_What the task requires:_ Where the string "JSON" occurs in a line of the entries below, copy that line.

(Records from a data source)
•••

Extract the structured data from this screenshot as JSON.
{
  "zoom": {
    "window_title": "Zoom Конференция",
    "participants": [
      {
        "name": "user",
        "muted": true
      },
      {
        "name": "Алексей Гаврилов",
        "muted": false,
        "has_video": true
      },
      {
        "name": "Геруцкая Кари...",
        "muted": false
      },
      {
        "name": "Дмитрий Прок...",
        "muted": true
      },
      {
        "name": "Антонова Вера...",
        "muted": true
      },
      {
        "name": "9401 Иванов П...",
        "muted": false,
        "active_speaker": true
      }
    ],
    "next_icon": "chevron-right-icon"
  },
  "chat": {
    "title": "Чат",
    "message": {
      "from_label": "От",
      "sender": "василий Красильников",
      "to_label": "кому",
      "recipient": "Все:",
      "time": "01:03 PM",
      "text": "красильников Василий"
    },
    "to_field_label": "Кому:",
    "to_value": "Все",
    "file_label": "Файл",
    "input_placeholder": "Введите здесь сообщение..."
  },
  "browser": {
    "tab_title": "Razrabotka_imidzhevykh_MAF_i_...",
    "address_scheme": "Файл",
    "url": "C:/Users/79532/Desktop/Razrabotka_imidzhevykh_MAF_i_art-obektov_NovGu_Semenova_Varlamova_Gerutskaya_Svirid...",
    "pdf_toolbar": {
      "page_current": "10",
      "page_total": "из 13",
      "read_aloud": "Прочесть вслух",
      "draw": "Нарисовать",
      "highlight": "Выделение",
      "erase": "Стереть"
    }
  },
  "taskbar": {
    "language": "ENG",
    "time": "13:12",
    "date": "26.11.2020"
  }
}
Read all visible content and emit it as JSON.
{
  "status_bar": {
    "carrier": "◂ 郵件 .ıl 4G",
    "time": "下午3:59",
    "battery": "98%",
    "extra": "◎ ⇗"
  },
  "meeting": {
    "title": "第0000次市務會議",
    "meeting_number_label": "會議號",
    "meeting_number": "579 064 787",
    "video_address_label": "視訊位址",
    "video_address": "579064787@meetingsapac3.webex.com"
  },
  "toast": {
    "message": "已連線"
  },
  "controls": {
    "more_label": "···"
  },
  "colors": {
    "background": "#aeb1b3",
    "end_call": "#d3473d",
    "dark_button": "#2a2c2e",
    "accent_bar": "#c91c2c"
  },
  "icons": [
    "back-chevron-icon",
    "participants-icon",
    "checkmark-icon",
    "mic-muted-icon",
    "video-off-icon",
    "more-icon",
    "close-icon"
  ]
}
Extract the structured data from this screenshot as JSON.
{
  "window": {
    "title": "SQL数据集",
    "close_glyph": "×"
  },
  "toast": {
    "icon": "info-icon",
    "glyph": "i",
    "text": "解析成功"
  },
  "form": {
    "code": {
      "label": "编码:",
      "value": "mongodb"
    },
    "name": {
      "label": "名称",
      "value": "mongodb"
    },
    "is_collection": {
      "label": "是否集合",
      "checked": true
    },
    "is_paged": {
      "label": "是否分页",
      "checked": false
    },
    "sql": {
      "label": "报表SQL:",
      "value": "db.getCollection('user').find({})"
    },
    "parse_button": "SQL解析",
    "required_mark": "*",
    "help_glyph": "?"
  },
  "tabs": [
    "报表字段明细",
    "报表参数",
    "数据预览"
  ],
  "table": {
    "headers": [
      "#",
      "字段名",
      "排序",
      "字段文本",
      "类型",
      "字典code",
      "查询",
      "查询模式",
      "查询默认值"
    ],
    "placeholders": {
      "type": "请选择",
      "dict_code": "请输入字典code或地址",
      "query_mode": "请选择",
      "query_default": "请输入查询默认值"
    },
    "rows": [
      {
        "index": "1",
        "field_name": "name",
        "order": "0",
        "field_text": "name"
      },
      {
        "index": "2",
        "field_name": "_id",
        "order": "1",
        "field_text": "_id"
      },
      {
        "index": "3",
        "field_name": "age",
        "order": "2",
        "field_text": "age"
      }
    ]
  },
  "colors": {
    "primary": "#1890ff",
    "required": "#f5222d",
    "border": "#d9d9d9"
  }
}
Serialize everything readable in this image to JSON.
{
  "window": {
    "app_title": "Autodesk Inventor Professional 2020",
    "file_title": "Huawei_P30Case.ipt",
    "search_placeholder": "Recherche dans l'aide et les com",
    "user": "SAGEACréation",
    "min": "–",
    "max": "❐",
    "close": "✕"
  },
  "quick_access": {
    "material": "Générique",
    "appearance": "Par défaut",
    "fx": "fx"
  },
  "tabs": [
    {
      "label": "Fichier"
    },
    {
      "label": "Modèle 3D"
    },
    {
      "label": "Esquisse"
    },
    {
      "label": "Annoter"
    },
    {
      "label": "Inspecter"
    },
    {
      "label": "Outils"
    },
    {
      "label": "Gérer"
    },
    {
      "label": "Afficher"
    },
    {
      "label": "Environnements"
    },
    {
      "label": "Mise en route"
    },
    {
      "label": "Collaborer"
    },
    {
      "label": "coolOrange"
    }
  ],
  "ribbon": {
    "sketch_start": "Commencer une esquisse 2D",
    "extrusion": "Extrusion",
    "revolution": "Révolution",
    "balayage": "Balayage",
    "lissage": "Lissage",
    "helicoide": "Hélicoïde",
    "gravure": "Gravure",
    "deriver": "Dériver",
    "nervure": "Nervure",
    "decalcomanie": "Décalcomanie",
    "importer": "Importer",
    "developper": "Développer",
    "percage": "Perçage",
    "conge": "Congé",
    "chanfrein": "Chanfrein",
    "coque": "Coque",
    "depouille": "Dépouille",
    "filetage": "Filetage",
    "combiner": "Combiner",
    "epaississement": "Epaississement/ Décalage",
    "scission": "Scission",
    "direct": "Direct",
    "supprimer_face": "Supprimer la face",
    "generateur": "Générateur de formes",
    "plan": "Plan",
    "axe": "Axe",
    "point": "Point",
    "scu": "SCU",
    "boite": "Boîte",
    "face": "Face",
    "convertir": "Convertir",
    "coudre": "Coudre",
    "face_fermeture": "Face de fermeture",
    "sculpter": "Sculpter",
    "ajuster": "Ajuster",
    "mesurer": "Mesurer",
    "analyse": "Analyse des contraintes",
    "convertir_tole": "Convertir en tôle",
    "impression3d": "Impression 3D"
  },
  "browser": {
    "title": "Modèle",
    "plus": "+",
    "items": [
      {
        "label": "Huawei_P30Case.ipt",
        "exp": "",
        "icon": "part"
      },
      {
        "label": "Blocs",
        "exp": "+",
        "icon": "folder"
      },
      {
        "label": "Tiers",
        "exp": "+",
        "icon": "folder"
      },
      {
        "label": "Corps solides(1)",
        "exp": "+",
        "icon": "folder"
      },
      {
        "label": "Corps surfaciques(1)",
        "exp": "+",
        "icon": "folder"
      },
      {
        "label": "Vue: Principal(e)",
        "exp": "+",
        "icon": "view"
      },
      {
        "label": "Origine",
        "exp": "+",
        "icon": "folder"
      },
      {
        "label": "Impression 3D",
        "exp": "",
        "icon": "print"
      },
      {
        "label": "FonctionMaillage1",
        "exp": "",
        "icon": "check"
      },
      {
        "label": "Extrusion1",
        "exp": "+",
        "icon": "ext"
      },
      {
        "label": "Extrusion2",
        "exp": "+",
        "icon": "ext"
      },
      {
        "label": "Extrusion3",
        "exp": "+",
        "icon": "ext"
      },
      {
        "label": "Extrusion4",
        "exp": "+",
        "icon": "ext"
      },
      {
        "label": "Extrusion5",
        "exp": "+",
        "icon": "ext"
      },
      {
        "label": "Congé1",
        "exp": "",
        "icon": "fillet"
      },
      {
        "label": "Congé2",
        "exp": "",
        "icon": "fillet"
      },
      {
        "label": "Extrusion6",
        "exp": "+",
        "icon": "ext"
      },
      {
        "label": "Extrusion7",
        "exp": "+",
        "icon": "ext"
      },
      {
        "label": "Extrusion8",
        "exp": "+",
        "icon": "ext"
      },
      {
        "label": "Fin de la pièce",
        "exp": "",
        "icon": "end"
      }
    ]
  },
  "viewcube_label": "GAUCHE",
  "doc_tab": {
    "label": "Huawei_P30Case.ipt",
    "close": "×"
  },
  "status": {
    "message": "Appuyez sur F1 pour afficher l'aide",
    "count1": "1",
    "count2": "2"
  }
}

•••

_Completed task:_
Extract the structured data from this screenshot as JSON.
Read all visible content and emit it as JSON.
Extract the structured data from this screenshot as JSON.
Serialize everything readable in this image to JSON.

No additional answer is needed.